US8763411Jun 15, 2011Jul 1, 2014Biofilm Ip, LlcMethods, devices and systems for extraction of thermal energy from a heat conducting metal conduit
WO1992005676A1 *Sep 12, 1991Apr 2, 1992Metcal IncSelf-regulating heater utilizing ferrite-type body
WO2000007410A2 *Jul 30, 1999Feb 10, 2000John Anthony HowarthImprovements relating to electrically heated water boiling vessels
WO2000010364A2 *Aug 12, 1999Feb 24, 2000Oneill Robert AndrewImprovements relating to electric heating elements
WO2006067485A1 *Dec 22, 2005Jun 29, 2006Heat Trace LtdControl of heating cable
WO2011159355A2Jun 15, 2011Dec 22, 2011Biofilm Ip, LlcMethods, devices systems for extraction of thermal energy from a heat conducting metal conduit
Classifications
U.S. Classification219/538, 219/553, 219/505, 338/309, 219/482, 219/543, 219/544, 219/448.11, 338/308, 219/546, 219/545
International ClassificationH05B3/16, H05B3/10, H05B3/56, H05B3/14, H05B3/00
Cooperative ClassificationH05B2203/02, H05B3/141, H05B2203/019, H05B3/56, H05B3/16
European ClassificationH05B3/56, H05B3/14C, H05B3/16
Legal Events
DateCodeEventDescription
Apr 16, 2001ASAssignment
Owner name: AMP INCORPORATED, PENNSYLVANIA
Free format text: MERGER & REORGANIZATION;ASSIGNOR:RAYCHEM CORPORATION;REEL/FRAME:011682/0608
Effective date: 19990812
Owner name: TYCO ELECTRONICS CORPORATION, PENNSYLVANIA
Free format text: CHANGE OF NAME;ASSIGNOR:AMP INCORPORATED;REEL/FRAME:011682/0568
Effective date: 19990913
Owner name: TYCO INTERNATIONAL (PA), INC., NEW HAMPSHIRE
Owner name: TYCO INTERNATIONAL LTD., BERMUDA
Owner name: AMP INCORPORATED THE GIBBONS BUILDING 470 FRIENDSH
Owner name: TYCO ELECTRONICS CORPORATION 2901 FULLING MILL ROA
Free format text: CHANGE OF NAME;ASSIGNOR:AMP INCORPORATED /AR;REEL/FRAME:011682/0568
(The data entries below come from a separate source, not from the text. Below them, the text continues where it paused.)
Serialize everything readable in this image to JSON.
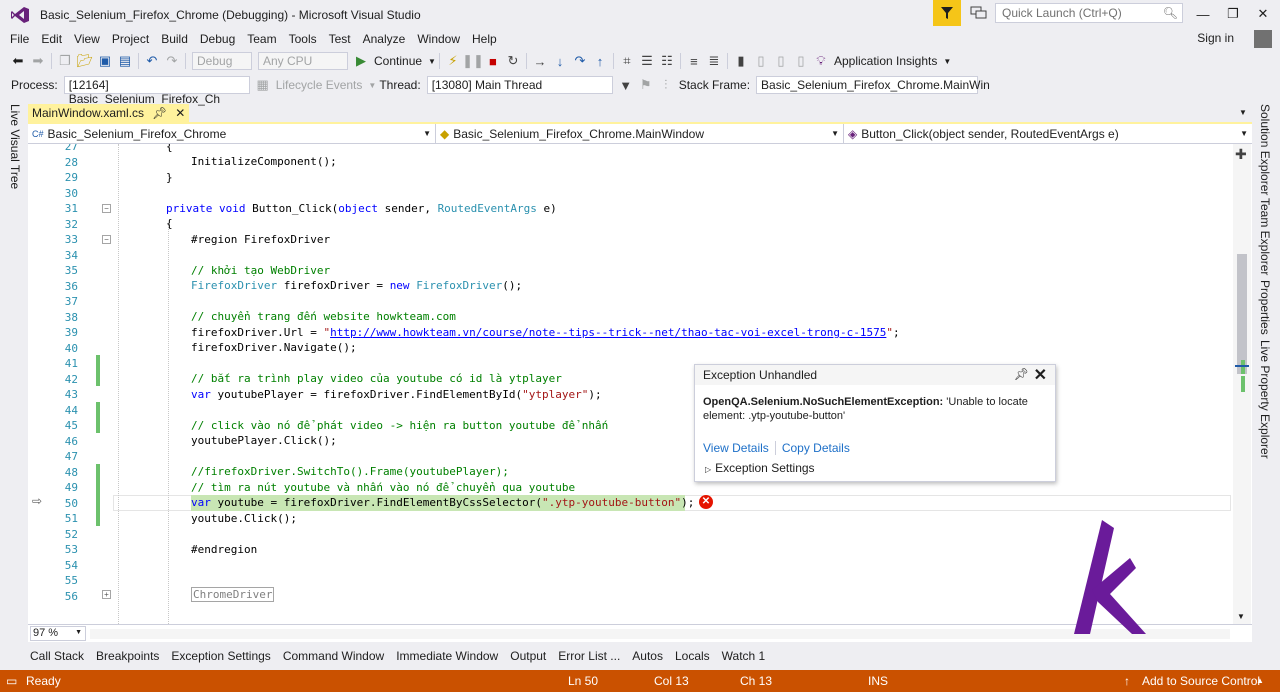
{
  "window": {
    "title": "Basic_Selenium_Firefox_Chrome (Debugging) - Microsoft Visual Studio",
    "quick_launch_placeholder": "Quick Launch (Ctrl+Q)"
  },
  "menu": [
    "File",
    "Edit",
    "View",
    "Project",
    "Build",
    "Debug",
    "Team",
    "Tools",
    "Test",
    "Analyze",
    "Window",
    "Help"
  ],
  "signin_label": "Sign in",
  "toolbar1": {
    "config": "Debug",
    "platform": "Any CPU",
    "continue_label": "Continue",
    "app_insights_label": "Application Insights"
  },
  "toolbar2": {
    "process_label": "Process:",
    "process_value": "[12164] Basic_Selenium_Firefox_Ch",
    "lifecycle_label": "Lifecycle Events",
    "thread_label": "Thread:",
    "thread_value": "[13080] Main Thread",
    "stackframe_label": "Stack Frame:",
    "stackframe_value": "Basic_Selenium_Firefox_Chrome.MainWin"
  },
  "left_tool": "Live Visual Tree",
  "right_tools": [
    "Solution Explorer",
    "Team Explorer",
    "Properties",
    "Live Property Explorer"
  ],
  "doc_tab": {
    "label": "MainWindow.xaml.cs"
  },
  "navbar": {
    "project": "Basic_Selenium_Firefox_Chrome",
    "class": "Basic_Selenium_Firefox_Chrome.MainWindow",
    "member": "Button_Click(object sender, RoutedEventArgs e)"
  },
  "editor": {
    "line_numbers": [
      "27",
      "28",
      "29",
      "30",
      "31",
      "32",
      "33",
      "34",
      "35",
      "36",
      "37",
      "38",
      "39",
      "40",
      "41",
      "42",
      "43",
      "44",
      "45",
      "46",
      "47",
      "48",
      "49",
      "50",
      "51",
      "52",
      "53",
      "54",
      "55",
      "56"
    ],
    "code": {
      "l27": "{",
      "l28": "InitializeComponent();",
      "l29": "}",
      "l31_kw1": "private",
      "l31_kw2": "void",
      "l31_name": "Button_Click(",
      "l31_kw3": "object",
      "l31_mid": "sender,",
      "l31_ty": "RoutedEventArgs",
      "l31_end": "e)",
      "l32": "{",
      "l33": "#region FirefoxDriver",
      "l35": "// khởi tạo WebDriver",
      "l36_ty": "FirefoxDriver",
      "l36_mid": "firefoxDriver = ",
      "l36_kw": "new",
      "l36_ty2": "FirefoxDriver",
      "l36_end": "();",
      "l38": "// chuyển trang đến website howkteam.com",
      "l39_a": "firefoxDriver.Url = ",
      "l39_q1": "\"",
      "l39_link": "http://www.howkteam.vn/course/note--tips--trick--net/thao-tac-voi-excel-trong-c-1575",
      "l39_q2": "\"",
      "l39_end": ";",
      "l40": "firefoxDriver.Navigate();",
      "l42": "// bắt ra trình play video của youtube có id là ytplayer",
      "l43_kw": "var",
      "l43_mid": " youtubePlayer = firefoxDriver.FindElementById(",
      "l43_str": "\"ytplayer\"",
      "l43_end": ");",
      "l45": "// click vào nó để phát video -> hiện ra button youtube để nhấn",
      "l46": "youtubePlayer.Click();",
      "l48": "//firefoxDriver.SwitchTo().Frame(youtubePlayer);",
      "l49": "// tìm ra nút youtube và nhấn vào nó để chuyển qua youtube",
      "l50_kw": "var",
      "l50_mid": " youtube = firefoxDriver.FindElementByCssSelector(",
      "l50_str": "\".ytp-youtube-button\"",
      "l50_end": ");",
      "l51": "youtube.Click();",
      "l53": "#endregion",
      "l56": "ChromeDriver"
    }
  },
  "exception": {
    "header": "Exception Unhandled",
    "type": "OpenQA.Selenium.NoSuchElementException:",
    "message_1": "'Unable to locate",
    "message_2": "element: .ytp-youtube-button'",
    "view_details": "View Details",
    "copy_details": "Copy Details",
    "settings": "Exception Settings"
  },
  "zoom": "97 %",
  "bottom_tabs": [
    "Call Stack",
    "Breakpoints",
    "Exception Settings",
    "Command Window",
    "Immediate Window",
    "Output",
    "Error List ...",
    "Autos",
    "Locals",
    "Watch 1"
  ],
  "status": {
    "ready": "Ready",
    "ln": "Ln 50",
    "col": "Col 13",
    "ch": "Ch 13",
    "ins": "INS",
    "source_control": "Add to Source Control"
  },
  "colors": {
    "status_bar": "#ca5100",
    "doc_tab": "#fff29d",
    "logo": "#6a1b9a",
    "error": "#e51400"
  }
}
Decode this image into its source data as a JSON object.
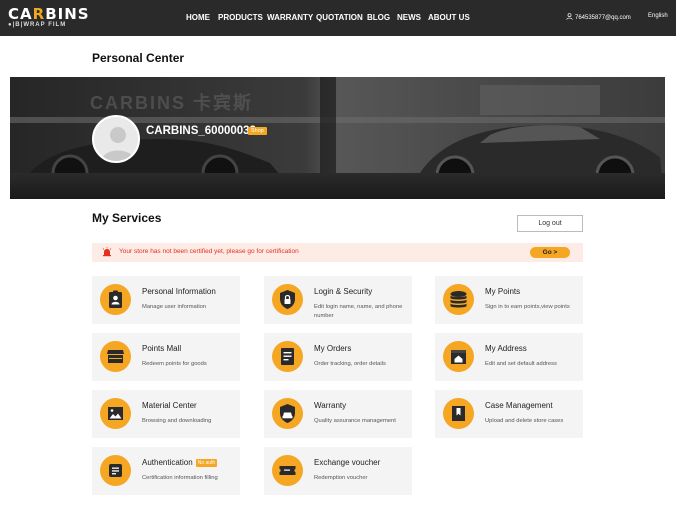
{
  "brand": {
    "name_pre": "CA",
    "name_hl": "R",
    "name_post": "BINS",
    "tagline": "●|B|WRAP FILM"
  },
  "nav": [
    "HOME",
    "PRODUCTS",
    "WARRANTY",
    "QUOTATION",
    "BLOG",
    "NEWS",
    "ABOUT US"
  ],
  "user": {
    "email": "764535877@qq.com",
    "language": "English"
  },
  "page_title": "Personal Center",
  "profile": {
    "banner_brand": "CARBINS 卡宾斯",
    "username": "CARBINS_60000032",
    "badge": "Shop"
  },
  "services": {
    "title": "My Services",
    "logout": "Log out",
    "alert_text": "Your store has not been certified yet, please go for certification",
    "go_label": "Go >",
    "cards": [
      {
        "title": "Personal Information",
        "desc": "Manage user information",
        "icon": "id-card-icon"
      },
      {
        "title": "Login & Security",
        "desc": "Edit login name, name, and phone number",
        "icon": "lock-shield-icon"
      },
      {
        "title": "My Points",
        "desc": "Sign in to earn points,view points",
        "icon": "coin-stack-icon"
      },
      {
        "title": "Points Mall",
        "desc": "Redeem points for goods",
        "icon": "shop-icon"
      },
      {
        "title": "My Orders",
        "desc": "Order tracking, order details",
        "icon": "order-list-icon"
      },
      {
        "title": "My Address",
        "desc": "Edit and set default address",
        "icon": "home-address-icon"
      },
      {
        "title": "Material Center",
        "desc": "Browsing and downloading",
        "icon": "image-icon"
      },
      {
        "title": "Warranty",
        "desc": "Quality assurance management",
        "icon": "car-shield-icon"
      },
      {
        "title": "Case Management",
        "desc": "Upload and delete store cases",
        "icon": "bookmark-icon"
      },
      {
        "title": "Authentication",
        "desc": "Certification information filling",
        "icon": "certificate-icon",
        "badge": "No auth"
      },
      {
        "title": "Exchange voucher",
        "desc": "Redemption voucher",
        "icon": "ticket-icon"
      }
    ]
  },
  "colors": {
    "accent": "#f5a623",
    "topbar": "#2a2a2a",
    "alert_bg": "#fdece6",
    "alert_text": "#e53020"
  }
}
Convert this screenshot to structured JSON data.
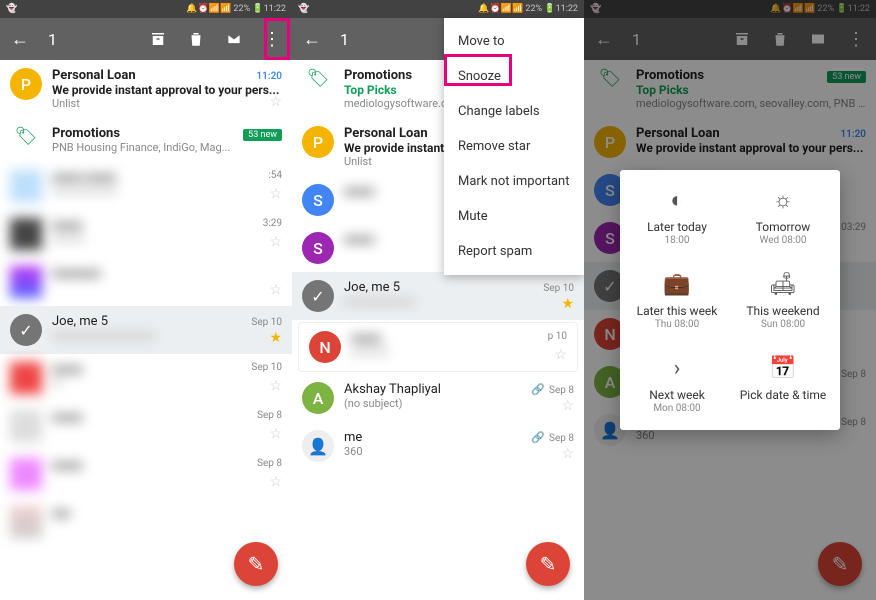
{
  "status": {
    "left_icon": "👻",
    "icons": "🔔⏰📶📶 22% 🔋11:22"
  },
  "toolbar": {
    "selected_count": "1",
    "icons": {
      "back": "←",
      "archive": "🗃",
      "delete": "🗑",
      "mail": "✉",
      "more": "⋮"
    }
  },
  "screen1_highlight": true,
  "emails": {
    "personal_loan": {
      "sender": "Personal Loan",
      "subject": "We provide instant approval to your pers...",
      "preview": "Unlist",
      "time": "11:20"
    },
    "promotions": {
      "label": "Promotions",
      "preview_s1": "PNB Housing Finance, IndiGo, Mag...",
      "preview_s2": "Top Picks",
      "preview_s2b": "mediologysoftware.com",
      "preview_s3": "Top Picks",
      "preview_s3b": "mediologysoftware.com, seovalley.com, PNB Housi...",
      "badge": "53 new"
    },
    "joe": {
      "sender": "Joe, me  5",
      "time": "Sep 10"
    },
    "akshay": {
      "sender": "Akshay Thapliyal",
      "subject": "(no subject)",
      "time": "Sep 8"
    },
    "me": {
      "sender": "me",
      "subject": "360",
      "time": "Sep 8"
    },
    "blur_times": {
      "a": ":54",
      "b": "3:29",
      "c": "03:29",
      "d": "Sep 10",
      "e": "Sep 8",
      "f": "p 10"
    }
  },
  "menu": {
    "items": [
      "Move to",
      "Snooze",
      "Change labels",
      "Remove star",
      "Mark not important",
      "Mute",
      "Report spam"
    ],
    "highlight_index": 1
  },
  "snooze": {
    "options": [
      {
        "icon": "◐",
        "label": "Later today",
        "sub": "18:00"
      },
      {
        "icon": "☼",
        "label": "Tomorrow",
        "sub": "Wed 08:00"
      },
      {
        "icon": "💼",
        "label": "Later this week",
        "sub": "Thu 08:00"
      },
      {
        "icon": "🛋",
        "label": "This weekend",
        "sub": "Sun 08:00"
      },
      {
        "icon": "›",
        "label": "Next week",
        "sub": "Mon 08:00"
      },
      {
        "icon": "📅",
        "label": "Pick date & time",
        "sub": ""
      }
    ]
  },
  "colors": {
    "av_p": "#f4b400",
    "av_s_blue": "#4285f4",
    "av_s_purple": "#9c27b0",
    "av_n": "#db4437",
    "av_a": "#7cb342"
  },
  "fab_icon": "✎"
}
Owner name: TYCO INTERNATIONAL (PA), INC. ONE TYCO PARK EXETER
Owner name: TYCO INTERNATIONAL (PA), INC. ONE TYCO PARKEXETER,
Free format text: MERGER & REORGANIZATION;ASSIGNOR:RAYCHEM CORPORATION /AR;REEL/FRAME:011682/0608
Owner name: TYCO INTERNATIONAL LTD. THE GIBBONS BUILDING 10 QU
Dec 29, 2000FPAYFee payment
Year of fee payment: 12
Jan 6, 1997FPAYFee payment
Year of fee payment: 8
Jan 4, 1993FPAYFee payment
Year of fee payment: 4
Jun 4, 1991CCCertificate of correction
Mar 20, 1989ASAssignment
Owner name: RAYCHEM CORPORATION, A CORP. OF CA
Free format text: MERGER;ASSIGNORS:RAYCHEM CORPORATION, A CORP. OF CA (MERGED INTO);MEHCYAR CORPORATION, A DE CORP. (CHANGED TO);REEL/FRAME:005175/0324;SIGNING DATES FROM 19870129 TO 19870729
Sep 22, 1986ASAssignment
Owner name: RAYCHEM CORPORATION, 300 CONSTITUTION DRIVE, MENLO
Free format text: ASSIGNMENT OF ASSIGNORS INTEREST.;ASSIGNORS:WHITNEY, WELLS;KENNEDY, BRIAN;SANDBERG, CHESTER;AND OTHERS;REEL/FRAME:004621/0674;SIGNING DATES FROM 19860224 TO 19860303